--- Entries provided Enclosed Below ---

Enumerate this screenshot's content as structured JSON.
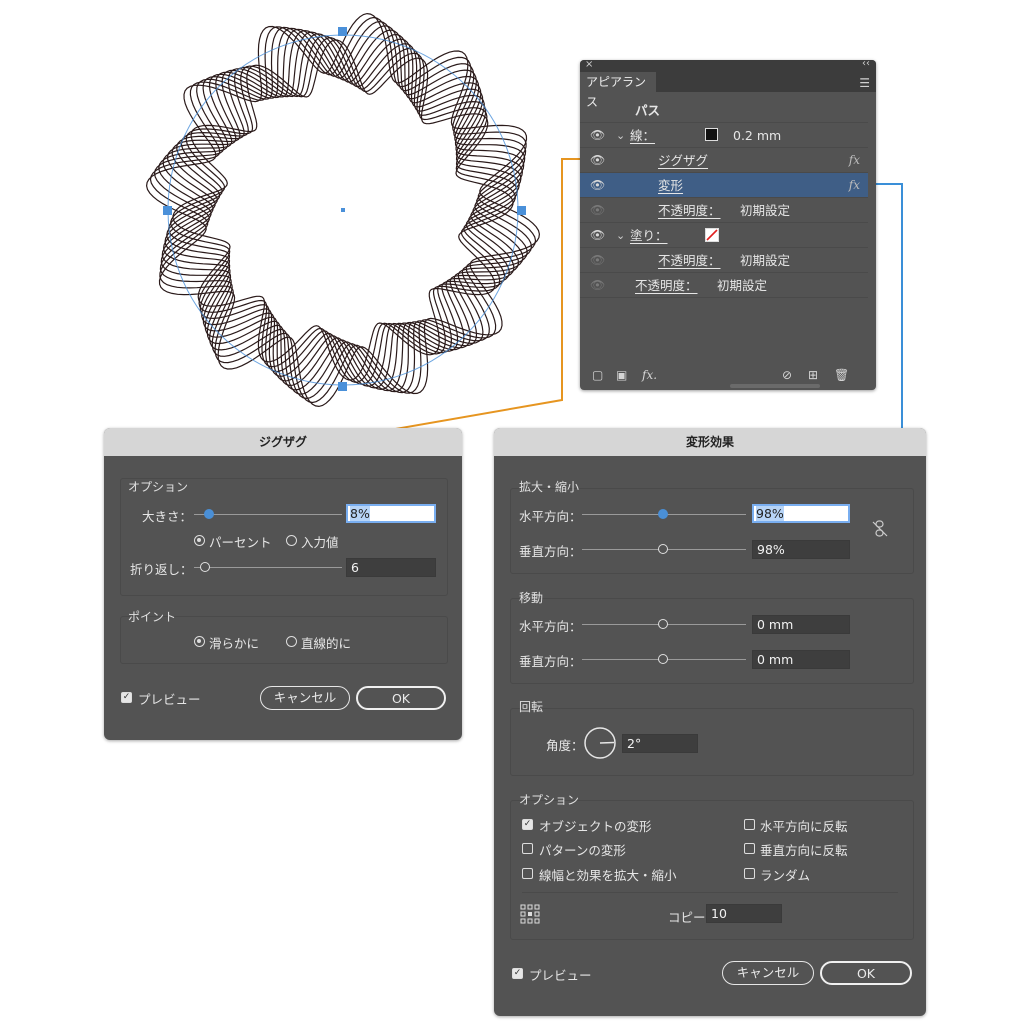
{
  "colors": {
    "orange_connector": "#e69520",
    "blue_connector": "#3a8fd8",
    "panel_bg": "#535353",
    "selection": "#3f5e86"
  },
  "appearance_panel": {
    "tab_title": "アピアランス",
    "object_label": "パス",
    "rows": [
      {
        "label": "線：",
        "value": "0.2 mm",
        "swatch": "black-stroke"
      },
      {
        "label": "ジグザグ",
        "fx": "fx"
      },
      {
        "label": "変形",
        "fx": "fx",
        "selected": true
      },
      {
        "label": "不透明度：",
        "value": "初期設定"
      },
      {
        "label": "塗り：",
        "swatch": "none-fill"
      },
      {
        "label": "不透明度：",
        "value": "初期設定"
      },
      {
        "label": "不透明度：",
        "value": "初期設定"
      }
    ],
    "footer_icons": [
      "new-stroke-icon",
      "new-fill-icon",
      "fx-icon",
      "clear-icon",
      "duplicate-icon",
      "trash-icon"
    ]
  },
  "zigzag_dialog": {
    "title": "ジグザグ",
    "options_label": "オプション",
    "size_label": "大きさ：",
    "size_value": "8%",
    "size_fraction": 0.08,
    "radio_percent": "パーセント",
    "radio_absolute": "入力値",
    "ridges_label": "折り返し：",
    "ridges_value": "6",
    "points_label": "ポイント",
    "radio_smooth": "滑らかに",
    "radio_corner": "直線的に",
    "preview_label": "プレビュー",
    "cancel_label": "キャンセル",
    "ok_label": "OK"
  },
  "transform_dialog": {
    "title": "変形効果",
    "scale_label": "拡大・縮小",
    "scale_h_label": "水平方向：",
    "scale_h_value": "98%",
    "scale_v_label": "垂直方向：",
    "scale_v_value": "98%",
    "move_label": "移動",
    "move_h_label": "水平方向：",
    "move_h_value": "0 mm",
    "move_v_label": "垂直方向：",
    "move_v_value": "0 mm",
    "rotate_label": "回転",
    "angle_label": "角度：",
    "angle_value": "2°",
    "options_label": "オプション",
    "opt_transform_objects": "オブジェクトの変形",
    "opt_transform_patterns": "パターンの変形",
    "opt_scale_strokes": "線幅と効果を拡大・縮小",
    "opt_reflect_x": "水平方向に反転",
    "opt_reflect_y": "垂直方向に反転",
    "opt_random": "ランダム",
    "copies_label": "コピー",
    "copies_value": "10",
    "preview_label": "プレビュー",
    "cancel_label": "キャンセル",
    "ok_label": "OK"
  }
}
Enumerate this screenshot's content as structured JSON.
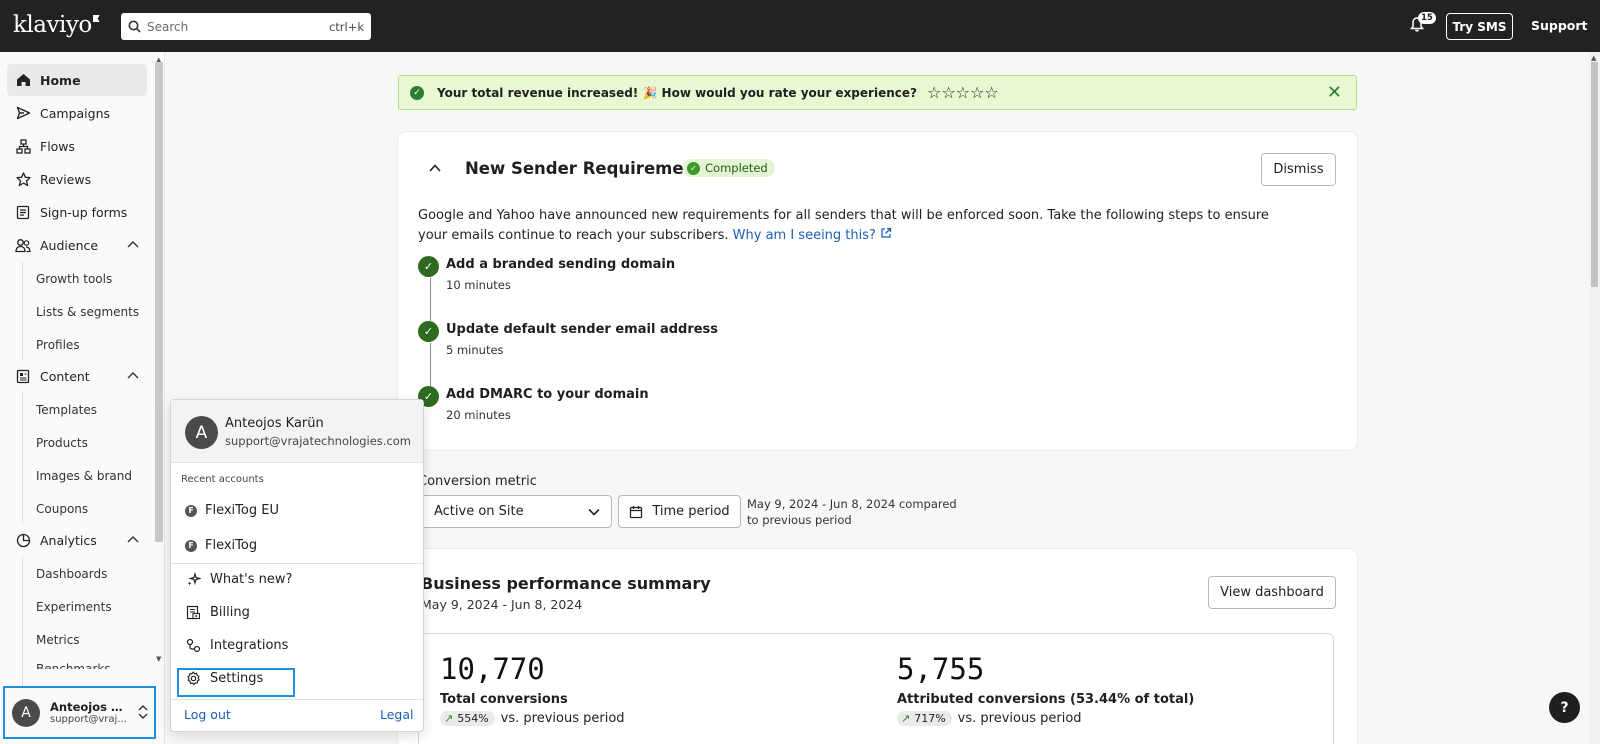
{
  "topbar": {
    "logo": "klaviyo",
    "search_placeholder": "Search",
    "search_shortcut": "ctrl+k",
    "notifications_count": "15",
    "try_sms": "Try SMS",
    "support": "Support"
  },
  "sidebar": {
    "items": [
      {
        "label": "Home",
        "icon": "home-icon"
      },
      {
        "label": "Campaigns",
        "icon": "send-icon"
      },
      {
        "label": "Flows",
        "icon": "flows-icon"
      },
      {
        "label": "Reviews",
        "icon": "star-icon"
      },
      {
        "label": "Sign-up forms",
        "icon": "form-icon"
      },
      {
        "label": "Audience",
        "icon": "audience-icon"
      },
      {
        "label": "Content",
        "icon": "content-icon"
      },
      {
        "label": "Analytics",
        "icon": "analytics-icon"
      }
    ],
    "audience_sub": [
      "Growth tools",
      "Lists & segments",
      "Profiles"
    ],
    "content_sub": [
      "Templates",
      "Products",
      "Images & brand",
      "Coupons"
    ],
    "analytics_sub": [
      "Dashboards",
      "Experiments",
      "Metrics",
      "Benchmarks"
    ],
    "account": {
      "initial": "A",
      "name": "Anteojos K...",
      "email": "support@vraj..."
    }
  },
  "banner": {
    "message": "Your total revenue increased! 🎉 How would you rate your experience?",
    "stars": "☆☆☆☆☆"
  },
  "sender_requirements": {
    "title": "New Sender Requirements",
    "status": "Completed",
    "dismiss": "Dismiss",
    "description": "Google and Yahoo have announced new requirements for all senders that will be enforced soon. Take the following steps to ensure your emails continue to reach your subscribers.",
    "link": "Why am I seeing this?",
    "steps": [
      {
        "title": "Add a branded sending domain",
        "time": "10 minutes"
      },
      {
        "title": "Update default sender email address",
        "time": "5 minutes"
      },
      {
        "title": "Add DMARC to your domain",
        "time": "20 minutes"
      }
    ]
  },
  "conversion": {
    "label": "Conversion metric",
    "metric_value": "Active on Site",
    "time_period": "Time period",
    "range_text": "May 9, 2024 - Jun 8, 2024 compared to previous period"
  },
  "summary": {
    "title": "Business performance summary",
    "subtitle": "May 9, 2024 - Jun 8, 2024",
    "view_dashboard": "View dashboard",
    "metrics": [
      {
        "value": "10,770",
        "label": "Total conversions",
        "change": "554%",
        "suffix": "vs. previous period"
      },
      {
        "value": "5,755",
        "label": "Attributed conversions (53.44% of total)",
        "change": "717%",
        "suffix": "vs. previous period"
      }
    ]
  },
  "help": "?",
  "account_menu": {
    "initial": "A",
    "name": "Anteojos Karün",
    "email": "support@vrajatechnologies.com",
    "recent_label": "Recent accounts",
    "recent": [
      {
        "initial": "F",
        "name": "FlexiTog EU"
      },
      {
        "initial": "F",
        "name": "FlexiTog"
      }
    ],
    "items": [
      {
        "label": "What's new?",
        "icon": "sparkle-icon"
      },
      {
        "label": "Billing",
        "icon": "billing-icon"
      },
      {
        "label": "Integrations",
        "icon": "integrations-icon"
      },
      {
        "label": "Settings",
        "icon": "gear-icon"
      }
    ],
    "logout": "Log out",
    "legal": "Legal"
  }
}
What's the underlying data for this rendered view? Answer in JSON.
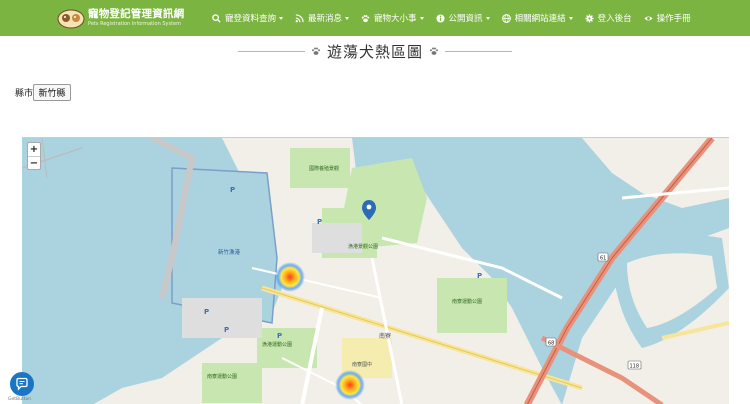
{
  "app": {
    "logo_title": "寵物登記管理資訊網",
    "logo_subtitle": "Pets Registration Information System"
  },
  "nav": [
    {
      "label": "寵登資料查詢",
      "icon": "search-icon",
      "dropdown": true
    },
    {
      "label": "最新消息",
      "icon": "rss-icon",
      "dropdown": true
    },
    {
      "label": "寵物大小事",
      "icon": "paw-icon",
      "dropdown": true
    },
    {
      "label": "公開資訊",
      "icon": "info-icon",
      "dropdown": true
    },
    {
      "label": "相關網站連結",
      "icon": "globe-icon",
      "dropdown": true
    },
    {
      "label": "登入後台",
      "icon": "gear-icon",
      "dropdown": false
    },
    {
      "label": "操作手冊",
      "icon": "eye-icon",
      "dropdown": false
    }
  ],
  "page": {
    "title": "遊蕩犬熱區圖"
  },
  "filter": {
    "county_label": "縣市",
    "county_value": "新竹縣"
  },
  "map": {
    "zoom_in": "+",
    "zoom_out": "−",
    "labels": {
      "harbor": "新竹漁港",
      "visitor_center": "國際養殖景觀",
      "park1": "漁港景觀公園",
      "park2": "漁港運動公園",
      "park3": "南寮運動公園",
      "park4": "南寮運動公園",
      "school": "南寮國中",
      "district": "南寮",
      "road_61": "61",
      "road_68": "68",
      "road_118": "118"
    }
  },
  "widget": {
    "caption": "GetButton"
  },
  "colors": {
    "navbar": "#7cb442",
    "sea": "#aad3df",
    "land": "#f2efe9",
    "park": "#c8e6b0",
    "highway": "#e8927c",
    "heat_center": "#ff3b1f",
    "heat_mid": "#ffd42a",
    "heat_outer": "#4e9cf5"
  }
}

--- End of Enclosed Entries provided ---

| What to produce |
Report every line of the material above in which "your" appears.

| Response below |
    "message": "Your total revenue increased! 🎉 How would you rate your experience?",
    "description": "Google and Yahoo have announced new requirements for all senders that will be enforced soon. Take the following steps to ensure your emails continue to reach your subscribers.",
        "title": "Add DMARC to your domain",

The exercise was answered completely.